- _What is being asked_: Word for word, restate the data that follows, omitting the images.

Given data: Begin

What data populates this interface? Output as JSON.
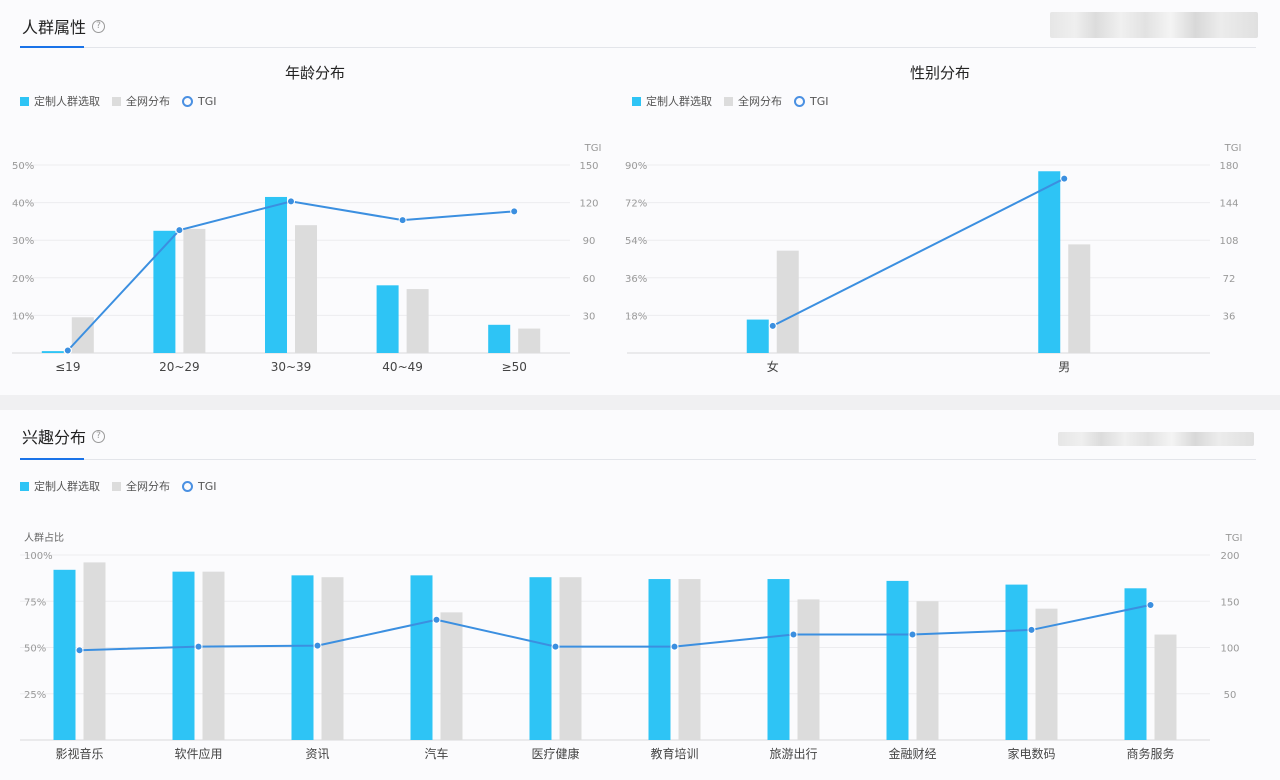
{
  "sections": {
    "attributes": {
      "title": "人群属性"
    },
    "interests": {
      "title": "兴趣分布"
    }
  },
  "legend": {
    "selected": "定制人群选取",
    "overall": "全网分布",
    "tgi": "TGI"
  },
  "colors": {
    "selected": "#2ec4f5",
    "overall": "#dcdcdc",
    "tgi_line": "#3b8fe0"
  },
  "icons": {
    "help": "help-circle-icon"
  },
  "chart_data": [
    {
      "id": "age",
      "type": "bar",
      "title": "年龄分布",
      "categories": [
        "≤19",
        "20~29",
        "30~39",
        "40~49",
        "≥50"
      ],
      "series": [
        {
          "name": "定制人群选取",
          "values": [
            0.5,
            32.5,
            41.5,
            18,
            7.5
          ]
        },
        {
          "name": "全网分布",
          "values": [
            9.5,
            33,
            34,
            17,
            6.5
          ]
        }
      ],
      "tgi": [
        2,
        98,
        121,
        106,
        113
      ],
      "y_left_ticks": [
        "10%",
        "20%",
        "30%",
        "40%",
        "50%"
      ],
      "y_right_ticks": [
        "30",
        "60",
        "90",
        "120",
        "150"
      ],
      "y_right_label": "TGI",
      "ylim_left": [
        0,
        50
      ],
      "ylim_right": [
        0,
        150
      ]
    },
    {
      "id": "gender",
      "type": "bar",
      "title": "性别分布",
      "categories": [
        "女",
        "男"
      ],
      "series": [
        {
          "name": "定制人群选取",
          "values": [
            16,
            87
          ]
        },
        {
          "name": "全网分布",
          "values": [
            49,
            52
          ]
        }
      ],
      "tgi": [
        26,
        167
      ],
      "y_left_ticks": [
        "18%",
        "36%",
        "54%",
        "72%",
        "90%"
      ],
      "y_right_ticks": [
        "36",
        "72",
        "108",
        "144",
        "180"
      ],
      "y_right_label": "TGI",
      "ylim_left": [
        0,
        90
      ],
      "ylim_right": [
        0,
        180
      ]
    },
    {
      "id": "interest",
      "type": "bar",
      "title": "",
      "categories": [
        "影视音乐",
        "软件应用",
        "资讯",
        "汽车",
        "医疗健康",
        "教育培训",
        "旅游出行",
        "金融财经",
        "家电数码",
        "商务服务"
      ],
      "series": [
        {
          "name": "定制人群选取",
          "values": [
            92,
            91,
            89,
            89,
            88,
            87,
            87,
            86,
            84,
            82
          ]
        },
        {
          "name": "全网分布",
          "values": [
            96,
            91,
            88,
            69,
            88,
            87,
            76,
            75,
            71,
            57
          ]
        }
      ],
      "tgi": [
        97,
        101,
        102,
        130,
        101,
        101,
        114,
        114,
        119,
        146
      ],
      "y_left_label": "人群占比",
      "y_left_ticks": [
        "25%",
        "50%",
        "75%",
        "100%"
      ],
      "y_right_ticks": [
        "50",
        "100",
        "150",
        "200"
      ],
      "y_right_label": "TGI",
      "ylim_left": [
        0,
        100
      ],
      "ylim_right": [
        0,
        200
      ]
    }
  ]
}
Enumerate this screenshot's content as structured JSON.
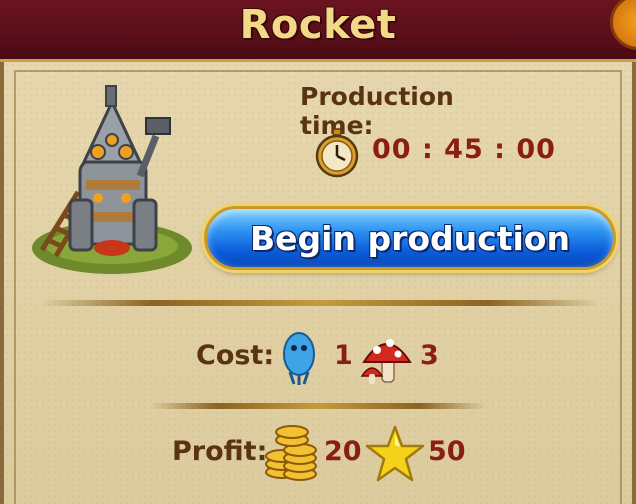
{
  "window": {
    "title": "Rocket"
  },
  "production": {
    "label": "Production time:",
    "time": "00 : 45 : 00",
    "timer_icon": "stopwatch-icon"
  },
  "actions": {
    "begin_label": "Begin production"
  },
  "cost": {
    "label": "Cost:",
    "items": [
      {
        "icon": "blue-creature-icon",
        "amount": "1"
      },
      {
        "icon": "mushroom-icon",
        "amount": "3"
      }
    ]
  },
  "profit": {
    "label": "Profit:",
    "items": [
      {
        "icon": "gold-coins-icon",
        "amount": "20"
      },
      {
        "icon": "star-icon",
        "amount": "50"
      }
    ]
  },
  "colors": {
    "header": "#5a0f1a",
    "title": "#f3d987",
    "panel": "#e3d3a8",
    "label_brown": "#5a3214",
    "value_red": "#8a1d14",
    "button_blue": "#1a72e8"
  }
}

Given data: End

- _Output of the exercise_:
What data populates this interface? Output as JSON.
{
  "sections": {
    "attributes": {
      "title": "人群属性"
    },
    "interests": {
      "title": "兴趣分布"
    }
  },
  "legend": {
    "selected": "定制人群选取",
    "overall": "全网分布",
    "tgi": "TGI"
  },
  "colors": {
    "selected": "#2ec4f5",
    "overall": "#dcdcdc",
    "tgi_line": "#3b8fe0"
  },
  "icons": {
    "help": "help-circle-icon"
  },
  "chart_data": [
    {
      "id": "age",
      "type": "bar",
      "title": "年龄分布",
      "categories": [
        "≤19",
        "20~29",
        "30~39",
        "40~49",
        "≥50"
      ],
      "series": [
        {
          "name": "定制人群选取",
          "values": [
            0.5,
            32.5,
            41.5,
            18,
            7.5
          ]
        },
        {
          "name": "全网分布",
          "values": [
            9.5,
            33,
            34,
            17,
            6.5
          ]
        }
      ],
      "tgi": [
        2,
        98,
        121,
        106,
        113
      ],
      "y_left_ticks": [
        "10%",
        "20%",
        "30%",
        "40%",
        "50%"
      ],
      "y_right_ticks": [
        "30",
        "60",
        "90",
        "120",
        "150"
      ],
      "y_right_label": "TGI",
      "ylim_left": [
        0,
        50
      ],
      "ylim_right": [
        0,
        150
      ]
    },
    {
      "id": "gender",
      "type": "bar",
      "title": "性别分布",
      "categories": [
        "女",
        "男"
      ],
      "series": [
        {
          "name": "定制人群选取",
          "values": [
            16,
            87
          ]
        },
        {
          "name": "全网分布",
          "values": [
            49,
            52
          ]
        }
      ],
      "tgi": [
        26,
        167
      ],
      "y_left_ticks": [
        "18%",
        "36%",
        "54%",
        "72%",
        "90%"
      ],
      "y_right_ticks": [
        "36",
        "72",
        "108",
        "144",
        "180"
      ],
      "y_right_label": "TGI",
      "ylim_left": [
        0,
        90
      ],
      "ylim_right": [
        0,
        180
      ]
    },
    {
      "id": "interest",
      "type": "bar",
      "title": "",
      "categories": [
        "影视音乐",
        "软件应用",
        "资讯",
        "汽车",
        "医疗健康",
        "教育培训",
        "旅游出行",
        "金融财经",
        "家电数码",
        "商务服务"
      ],
      "series": [
        {
          "name": "定制人群选取",
          "values": [
            92,
            91,
            89,
            89,
            88,
            87,
            87,
            86,
            84,
            82
          ]
        },
        {
          "name": "全网分布",
          "values": [
            96,
            91,
            88,
            69,
            88,
            87,
            76,
            75,
            71,
            57
          ]
        }
      ],
      "tgi": [
        97,
        101,
        102,
        130,
        101,
        101,
        114,
        114,
        119,
        146
      ],
      "y_left_label": "人群占比",
      "y_left_ticks": [
        "25%",
        "50%",
        "75%",
        "100%"
      ],
      "y_right_ticks": [
        "50",
        "100",
        "150",
        "200"
      ],
      "y_right_label": "TGI",
      "ylim_left": [
        0,
        100
      ],
      "ylim_right": [
        0,
        200
      ]
    }
  ]
}
Enumerate this screenshot's content as structured JSON.
{
  "window": {
    "title": "Rocket"
  },
  "production": {
    "label": "Production time:",
    "time": "00 : 45 : 00",
    "timer_icon": "stopwatch-icon"
  },
  "actions": {
    "begin_label": "Begin production"
  },
  "cost": {
    "label": "Cost:",
    "items": [
      {
        "icon": "blue-creature-icon",
        "amount": "1"
      },
      {
        "icon": "mushroom-icon",
        "amount": "3"
      }
    ]
  },
  "profit": {
    "label": "Profit:",
    "items": [
      {
        "icon": "gold-coins-icon",
        "amount": "20"
      },
      {
        "icon": "star-icon",
        "amount": "50"
      }
    ]
  },
  "colors": {
    "header": "#5a0f1a",
    "title": "#f3d987",
    "panel": "#e3d3a8",
    "label_brown": "#5a3214",
    "value_red": "#8a1d14",
    "button_blue": "#1a72e8"
  }
}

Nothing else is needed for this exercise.